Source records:
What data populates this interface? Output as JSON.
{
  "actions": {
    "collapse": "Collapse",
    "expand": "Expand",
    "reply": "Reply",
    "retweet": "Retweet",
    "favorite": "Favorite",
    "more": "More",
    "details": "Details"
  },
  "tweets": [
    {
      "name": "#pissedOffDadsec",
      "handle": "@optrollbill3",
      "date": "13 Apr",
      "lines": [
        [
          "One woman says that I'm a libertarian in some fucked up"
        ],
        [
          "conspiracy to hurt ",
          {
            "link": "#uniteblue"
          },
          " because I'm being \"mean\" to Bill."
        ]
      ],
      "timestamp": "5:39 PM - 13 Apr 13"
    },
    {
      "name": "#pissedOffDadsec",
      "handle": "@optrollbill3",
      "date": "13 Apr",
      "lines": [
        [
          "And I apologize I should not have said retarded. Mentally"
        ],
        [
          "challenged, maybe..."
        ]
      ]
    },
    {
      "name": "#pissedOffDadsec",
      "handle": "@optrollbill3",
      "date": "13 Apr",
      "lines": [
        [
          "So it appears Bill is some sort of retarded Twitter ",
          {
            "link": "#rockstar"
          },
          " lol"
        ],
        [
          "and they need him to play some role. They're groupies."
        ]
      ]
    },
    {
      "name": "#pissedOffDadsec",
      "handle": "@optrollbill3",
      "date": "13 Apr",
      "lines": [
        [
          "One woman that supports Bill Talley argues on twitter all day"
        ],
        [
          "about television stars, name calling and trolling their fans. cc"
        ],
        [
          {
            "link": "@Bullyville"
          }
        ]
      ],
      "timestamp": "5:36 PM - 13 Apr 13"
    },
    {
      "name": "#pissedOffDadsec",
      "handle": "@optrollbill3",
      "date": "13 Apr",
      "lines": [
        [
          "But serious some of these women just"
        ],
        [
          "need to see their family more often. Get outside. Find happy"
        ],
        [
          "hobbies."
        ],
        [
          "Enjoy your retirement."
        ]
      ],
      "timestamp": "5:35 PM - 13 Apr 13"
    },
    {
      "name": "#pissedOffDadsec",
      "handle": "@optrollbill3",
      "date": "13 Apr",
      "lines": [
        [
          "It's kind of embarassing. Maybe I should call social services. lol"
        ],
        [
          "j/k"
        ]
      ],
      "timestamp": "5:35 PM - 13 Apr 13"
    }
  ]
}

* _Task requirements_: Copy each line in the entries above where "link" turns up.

* _Written answer_:
            "link": "#uniteblue"
            "link": "#rockstar"
            "link": "@Bullyville"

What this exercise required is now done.